In June of 1810, representatives from the sixteen counties that would become the Republic of West Florida began to meet to discuss their displeasure with the Spanish government’s management of the region. During these meetings, Melissa Johnson, wife of Major Isaac Johnson who commanded the West Florida Dragoons, was elected to create a flag that would properly represent the delegates’ feelings. Because the region was neither a part of the United States nor French Louisiana, and the citizens of the region no longer wanted to be a part of Spanish territory, she decided on a single white star in a field of blue, to represent the desire to stand alone. The flag of the Republic of West Florida would come to be known as the Bonnie Blue Flag and would be used by the Republic of Texas in that territory’s struggle against Spain and later as the unofficial Flag of the Confederacy during the Civil War.
On September 23, 1810, militia forces of West Florida overran the Spanish fort at Baton Rouge, LA. They raised the flag of the Republic of West Florida and declared their independence from Spain. Representatives met at St. Francisville, the capitol, and created the Constitution of West Florida. They elected legislators and a governor, Fulwar Skipwith. However the life of the Republic would be a short one. One month after the attack on Baton Rouge, President James Madison announced that the newly formed Republic was actually part of the Louisiana Purchase and the region would be annexed into the United States. Initially, Governor Skipwith and the West Florida government were conflicted with the annexation but would eventually realize the economic value in becoming a part of the U.S. In December of 1810, St. Francisville was turned over to the federal government and the Republic of West Florida would fade into history.
The State of Franklin (1784-1788)
The State of Franklin, or the Free Republic of Franklin, was established in 1784 in the far northeastern corner of present-day Tennessee, an area which encompasses approximately twelve counties. Representatives of the region believed that by seceding from North Carolina, they could redirect tax dollars toward improvements to their own communities and expansion of their own economic future. Delegates from Franklin appealed to the federal government to allow for the creation of the 14th state, “Frankland”. The measure failed to pass by only one vote.
The delegates, fearing retribution from the North Carolina legislature, declared secession from the state and established a government by electing legislators, a governor and declaring Jonesboro the capitol. To increase their position against the North Carolina government, representatives from Franklin began to purchase large tracts of land from the Cherokee Indians, however this did not help the position of the Franklinites. North Carolina officials had received reports of increased violence between the Franklinites and Indians.

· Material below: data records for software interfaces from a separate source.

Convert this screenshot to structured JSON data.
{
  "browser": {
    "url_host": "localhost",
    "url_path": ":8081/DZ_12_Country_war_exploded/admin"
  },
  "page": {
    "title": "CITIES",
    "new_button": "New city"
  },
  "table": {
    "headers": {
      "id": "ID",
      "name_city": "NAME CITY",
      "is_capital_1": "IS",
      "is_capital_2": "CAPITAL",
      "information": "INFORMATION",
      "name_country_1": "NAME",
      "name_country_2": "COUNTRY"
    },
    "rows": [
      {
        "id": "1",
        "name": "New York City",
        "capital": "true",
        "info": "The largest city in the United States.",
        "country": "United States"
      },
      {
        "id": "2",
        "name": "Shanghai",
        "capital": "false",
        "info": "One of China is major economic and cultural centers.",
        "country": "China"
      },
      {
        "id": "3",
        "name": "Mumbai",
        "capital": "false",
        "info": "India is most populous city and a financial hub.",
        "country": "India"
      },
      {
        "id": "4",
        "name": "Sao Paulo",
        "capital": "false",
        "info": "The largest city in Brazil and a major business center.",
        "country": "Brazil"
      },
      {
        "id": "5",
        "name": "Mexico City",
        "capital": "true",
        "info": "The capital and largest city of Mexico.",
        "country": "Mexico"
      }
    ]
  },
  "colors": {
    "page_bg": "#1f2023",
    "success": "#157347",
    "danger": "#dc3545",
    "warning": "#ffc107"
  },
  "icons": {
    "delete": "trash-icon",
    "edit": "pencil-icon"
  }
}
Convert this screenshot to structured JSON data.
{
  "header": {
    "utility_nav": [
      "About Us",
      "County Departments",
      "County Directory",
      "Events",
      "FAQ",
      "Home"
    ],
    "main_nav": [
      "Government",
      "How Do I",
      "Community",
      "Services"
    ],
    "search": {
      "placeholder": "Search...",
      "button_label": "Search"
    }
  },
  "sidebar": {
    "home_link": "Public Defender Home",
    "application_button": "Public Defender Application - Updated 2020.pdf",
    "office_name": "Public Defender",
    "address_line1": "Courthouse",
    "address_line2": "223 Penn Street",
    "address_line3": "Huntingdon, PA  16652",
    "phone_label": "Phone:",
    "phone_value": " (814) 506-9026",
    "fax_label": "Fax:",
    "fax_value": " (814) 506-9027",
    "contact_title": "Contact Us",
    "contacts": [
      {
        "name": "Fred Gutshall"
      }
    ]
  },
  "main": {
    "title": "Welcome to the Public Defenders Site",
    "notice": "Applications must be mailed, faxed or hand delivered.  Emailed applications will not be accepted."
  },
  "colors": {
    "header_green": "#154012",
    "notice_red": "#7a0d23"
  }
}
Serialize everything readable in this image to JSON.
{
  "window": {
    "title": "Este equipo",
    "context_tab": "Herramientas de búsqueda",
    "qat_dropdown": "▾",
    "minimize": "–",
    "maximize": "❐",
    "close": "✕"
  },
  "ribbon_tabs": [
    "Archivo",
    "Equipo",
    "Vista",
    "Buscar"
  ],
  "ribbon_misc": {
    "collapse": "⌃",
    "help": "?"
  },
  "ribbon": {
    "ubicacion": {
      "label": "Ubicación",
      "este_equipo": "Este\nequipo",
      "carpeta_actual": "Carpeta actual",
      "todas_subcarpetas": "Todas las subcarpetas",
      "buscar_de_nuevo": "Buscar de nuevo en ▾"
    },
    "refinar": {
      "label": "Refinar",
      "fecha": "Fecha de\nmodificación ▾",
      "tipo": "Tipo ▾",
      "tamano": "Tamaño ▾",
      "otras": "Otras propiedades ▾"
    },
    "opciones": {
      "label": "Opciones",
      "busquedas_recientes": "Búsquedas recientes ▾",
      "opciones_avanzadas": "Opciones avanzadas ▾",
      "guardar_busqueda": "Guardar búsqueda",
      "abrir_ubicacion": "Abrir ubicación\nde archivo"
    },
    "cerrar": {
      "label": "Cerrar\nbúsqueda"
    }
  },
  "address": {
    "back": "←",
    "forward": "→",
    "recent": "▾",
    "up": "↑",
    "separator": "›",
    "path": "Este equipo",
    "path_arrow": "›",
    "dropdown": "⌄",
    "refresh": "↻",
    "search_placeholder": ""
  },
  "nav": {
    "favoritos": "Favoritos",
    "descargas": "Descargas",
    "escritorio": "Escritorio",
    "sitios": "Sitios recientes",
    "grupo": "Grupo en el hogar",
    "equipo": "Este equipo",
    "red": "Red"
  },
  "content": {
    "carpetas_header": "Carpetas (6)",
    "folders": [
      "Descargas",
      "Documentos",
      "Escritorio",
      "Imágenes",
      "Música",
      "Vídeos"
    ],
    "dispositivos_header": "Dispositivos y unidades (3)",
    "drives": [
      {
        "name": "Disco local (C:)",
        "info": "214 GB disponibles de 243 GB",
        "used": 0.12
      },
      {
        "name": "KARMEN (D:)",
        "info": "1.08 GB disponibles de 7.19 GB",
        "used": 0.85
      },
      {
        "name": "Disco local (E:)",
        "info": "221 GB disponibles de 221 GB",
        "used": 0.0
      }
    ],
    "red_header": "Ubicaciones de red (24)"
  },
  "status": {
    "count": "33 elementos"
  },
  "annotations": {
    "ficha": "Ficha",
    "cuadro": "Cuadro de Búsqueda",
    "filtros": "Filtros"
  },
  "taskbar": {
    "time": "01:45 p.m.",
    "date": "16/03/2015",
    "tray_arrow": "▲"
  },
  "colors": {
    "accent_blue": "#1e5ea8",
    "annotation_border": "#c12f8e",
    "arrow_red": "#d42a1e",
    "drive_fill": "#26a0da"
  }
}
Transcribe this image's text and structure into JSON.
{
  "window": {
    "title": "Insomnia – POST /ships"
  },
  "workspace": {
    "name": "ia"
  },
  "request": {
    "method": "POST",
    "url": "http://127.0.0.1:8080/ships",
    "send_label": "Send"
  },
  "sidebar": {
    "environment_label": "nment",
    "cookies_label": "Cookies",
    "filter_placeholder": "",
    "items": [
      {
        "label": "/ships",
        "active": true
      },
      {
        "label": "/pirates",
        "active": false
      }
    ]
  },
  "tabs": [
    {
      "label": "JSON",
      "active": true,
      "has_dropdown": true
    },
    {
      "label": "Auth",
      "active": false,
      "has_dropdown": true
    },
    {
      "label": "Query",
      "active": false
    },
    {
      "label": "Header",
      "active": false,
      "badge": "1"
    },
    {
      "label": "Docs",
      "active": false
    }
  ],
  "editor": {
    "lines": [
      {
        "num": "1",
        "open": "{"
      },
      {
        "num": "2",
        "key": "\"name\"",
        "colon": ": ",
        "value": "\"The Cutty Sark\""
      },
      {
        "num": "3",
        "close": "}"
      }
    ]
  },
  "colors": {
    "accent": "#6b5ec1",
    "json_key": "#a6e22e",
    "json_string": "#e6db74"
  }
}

When state of Franklin governor, John Sevier, amassed a militia to attack the home of pro-North Carolina political leader John Tipton, North Carolina militiamen were ordered to Franklin. Following a two day battle between militia troops, the Battle of Franklin, John Sevier was arrested and the State of Franklin was abolished.